In "Armide" Gluck's instinct took its revenge upon his reason. He told a friend that he had written it more in the spirit of a poet and a painter than of a musician. However that may be, it is of all his works the richest in musical beauty. It has a voluptuous charm such as no music of Gluck's had previously possessed; in fact, such as was practically new to music altogether. The curious thing about "Armide" is that the libretto was one originally written by Quinault for Lulli some hundred years before Gluck took it in hand. Gluck, no doubt, was attracted by the romantic nature of the subject; but it is strange that he, who was so particular about his libretti, should have been content with so dreary and frigid a piece of work as this. However, his triumph was the greater, for he certainly owed nothing to the bald diction and conventional sentiments of his libretto.
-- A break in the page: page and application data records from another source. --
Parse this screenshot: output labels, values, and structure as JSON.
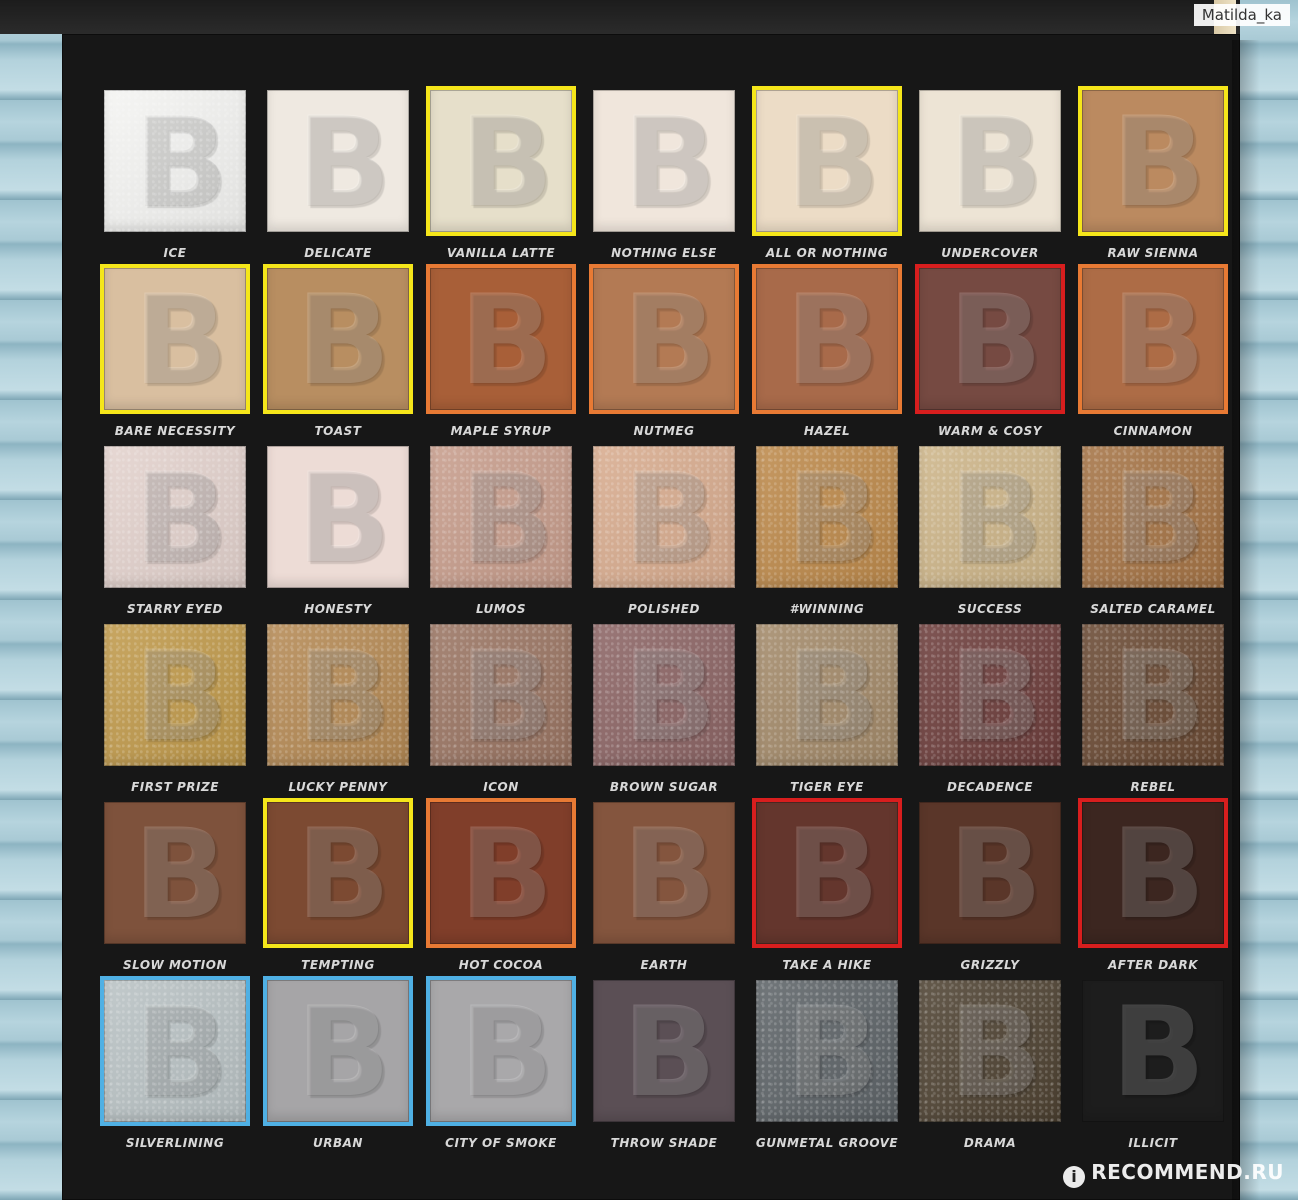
{
  "watermarks": {
    "top_right": "Matilda_ka",
    "bottom_right": "RECOMMEND.RU",
    "bottom_logo": "i"
  },
  "emboss_letter": "B",
  "colors": {
    "yellow_highlight": "#f5e61a",
    "orange_highlight": "#e87a34",
    "red_highlight": "#d81e1e",
    "blue_highlight": "#4fb0e4"
  },
  "shades": [
    {
      "name": "ICE",
      "color": "#f4f4f2",
      "finish": "shimmer",
      "highlight": ""
    },
    {
      "name": "DELICATE",
      "color": "#efe9e1",
      "finish": "matte",
      "highlight": ""
    },
    {
      "name": "VANILLA LATTE",
      "color": "#e6dfca",
      "finish": "matte",
      "highlight": "yellow"
    },
    {
      "name": "NOTHING ELSE",
      "color": "#f0e6dc",
      "finish": "matte",
      "highlight": ""
    },
    {
      "name": "ALL OR NOTHING",
      "color": "#ecdcc6",
      "finish": "matte",
      "highlight": "yellow"
    },
    {
      "name": "UNDERCOVER",
      "color": "#ede4d5",
      "finish": "matte",
      "highlight": ""
    },
    {
      "name": "RAW SIENNA",
      "color": "#bb8a60",
      "finish": "matte",
      "highlight": "yellow"
    },
    {
      "name": "BARE NECESSITY",
      "color": "#d9bfa0",
      "finish": "matte",
      "highlight": "yellow"
    },
    {
      "name": "TOAST",
      "color": "#b88e61",
      "finish": "matte",
      "highlight": "yellow"
    },
    {
      "name": "MAPLE SYRUP",
      "color": "#a85f38",
      "finish": "matte",
      "highlight": "orange"
    },
    {
      "name": "NUTMEG",
      "color": "#b37a54",
      "finish": "matte",
      "highlight": "orange"
    },
    {
      "name": "HAZEL",
      "color": "#a86a4a",
      "finish": "matte",
      "highlight": "orange"
    },
    {
      "name": "WARM & COSY",
      "color": "#764a42",
      "finish": "matte",
      "highlight": "red"
    },
    {
      "name": "CINNAMON",
      "color": "#ad6c46",
      "finish": "matte",
      "highlight": "orange"
    },
    {
      "name": "STARRY EYED",
      "color": "#e3d2cd",
      "finish": "shimmer",
      "highlight": ""
    },
    {
      "name": "HONESTY",
      "color": "#eddcd6",
      "finish": "matte",
      "highlight": ""
    },
    {
      "name": "LUMOS",
      "color": "#c79d8c",
      "finish": "shimmer",
      "highlight": ""
    },
    {
      "name": "POLISHED",
      "color": "#d8ac8f",
      "finish": "shimmer",
      "highlight": ""
    },
    {
      "name": "#WINNING",
      "color": "#bd8a4c",
      "finish": "shimmer",
      "highlight": ""
    },
    {
      "name": "SUCCESS",
      "color": "#cdb589",
      "finish": "shimmer",
      "highlight": ""
    },
    {
      "name": "SALTED CARAMEL",
      "color": "#a57446",
      "finish": "shimmer",
      "highlight": ""
    },
    {
      "name": "FIRST PRIZE",
      "color": "#c09a4c",
      "finish": "shimmer",
      "highlight": ""
    },
    {
      "name": "LUCKY PENNY",
      "color": "#b58a55",
      "finish": "shimmer",
      "highlight": ""
    },
    {
      "name": "ICON",
      "color": "#9a7563",
      "finish": "shimmer",
      "highlight": ""
    },
    {
      "name": "BROWN SUGAR",
      "color": "#8c6565",
      "finish": "shimmer",
      "highlight": ""
    },
    {
      "name": "TIGER EYE",
      "color": "#a38a6a",
      "finish": "shimmer",
      "highlight": ""
    },
    {
      "name": "DECADENCE",
      "color": "#6d3e3c",
      "finish": "shimmer",
      "highlight": ""
    },
    {
      "name": "REBEL",
      "color": "#6a4a34",
      "finish": "shimmer",
      "highlight": ""
    },
    {
      "name": "SLOW MOTION",
      "color": "#7e523c",
      "finish": "matte",
      "highlight": ""
    },
    {
      "name": "TEMPTING",
      "color": "#7c4a32",
      "finish": "matte",
      "highlight": "yellow"
    },
    {
      "name": "HOT COCOA",
      "color": "#803e2a",
      "finish": "matte",
      "highlight": "orange"
    },
    {
      "name": "EARTH",
      "color": "#84553e",
      "finish": "matte",
      "highlight": ""
    },
    {
      "name": "TAKE A HIKE",
      "color": "#64362d",
      "finish": "matte",
      "highlight": "red"
    },
    {
      "name": "GRIZZLY",
      "color": "#5a3629",
      "finish": "matte",
      "highlight": ""
    },
    {
      "name": "AFTER DARK",
      "color": "#3c2620",
      "finish": "matte",
      "highlight": "red"
    },
    {
      "name": "SILVERLINING",
      "color": "#b9c2c4",
      "finish": "shimmer",
      "highlight": "blue"
    },
    {
      "name": "URBAN",
      "color": "#a6a5a7",
      "finish": "matte",
      "highlight": "blue"
    },
    {
      "name": "CITY OF SMOKE",
      "color": "#a9a8aa",
      "finish": "matte",
      "highlight": "blue"
    },
    {
      "name": "THROW SHADE",
      "color": "#5b4f55",
      "finish": "matte",
      "highlight": ""
    },
    {
      "name": "GUNMETAL GROOVE",
      "color": "#5e6468",
      "finish": "shimmer",
      "highlight": ""
    },
    {
      "name": "DRAMA",
      "color": "#4f4333",
      "finish": "shimmer",
      "highlight": ""
    },
    {
      "name": "ILLICIT",
      "color": "#1d1d1d",
      "finish": "matte",
      "highlight": ""
    }
  ]
}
"Armide" stands alone among Gluck's works, a strangely romantic figure in its sternly classical surroundings. In "Armide" Gluck shook himself free for once of his theories about opera and art and expression, and wrote as his natural instinct prompted him. There is little dramatic interest in "Armide"; it is concerned almost entirely with emotion, which is as much as to say that it is an ideal subject for opera. Had the libretto been worthy of the subject, there is no saying what Gluck might not have made of it. As it is, he produced a work which curiously anticipates the romantic triumphs of a later day, and has a peculiar value of its own to the student of Gluck's musical character.
"Iphigénie en Tauride" is usually spoken of as Gluck's masterpiece, and so in a sense it is, though the almost total absence of love-interest robs it of a natural source of enchantment. In form it certainly is more perfect than any other work of Gluck's, the balance between lyrical and dramatic expression being preserved with singular justness. Though it can hardly be said to represent that ideal at which Gluck had been aiming all his life, it is a work of the utmost nobility and beauty.
Whether that union of music and drama at which Gluck aimed can be counted among the possibilities of art is a question that still awaits a satisfactory answer. It is certain that Gluck did not attain it, but, like so many other pioneers, while missing the goal at which he aimed, he did perhaps more for the world than if he had achieved his wished-for end. His operas are certainly not music-dramas in the modern sense of the word, but as a practical protest against the slipshod fashions of the time they accomplished a most valuable work.
Gluck is an interesting figure in other ways. He gives musical expression to the great idea that was animating the world at his time—the return to Nature, so fervidly preached by Rousseau. In an art so essentially conventional as opera, it is obvious that the "return to Nature" could only be effected in a very modified form; and in this respect, as in many others, Gluck often did his best work rather in spite of his theories than because of them. It is significant, indeed, that the one opera of his which still retains a wide popularity, "Orfeo," holds its place on the stage almost entirely by its lyrical qualities, while those in which the dramatic element is especially prominent have passed into something very like oblivion.
On the whole, the most important legacy that Gluck bequeathed to posterity was his conception of an opera as an artistic unity, not as a mere string of songs and dances often connected by the slightest of threads. He had the gift of suffusing each of his works in an atmosphere peculiar to itself, and this, with the noble dignity of his style, and his unfaltering worship of the loftiest artistic ideals, makes him a figure of singular importance in the history of opera.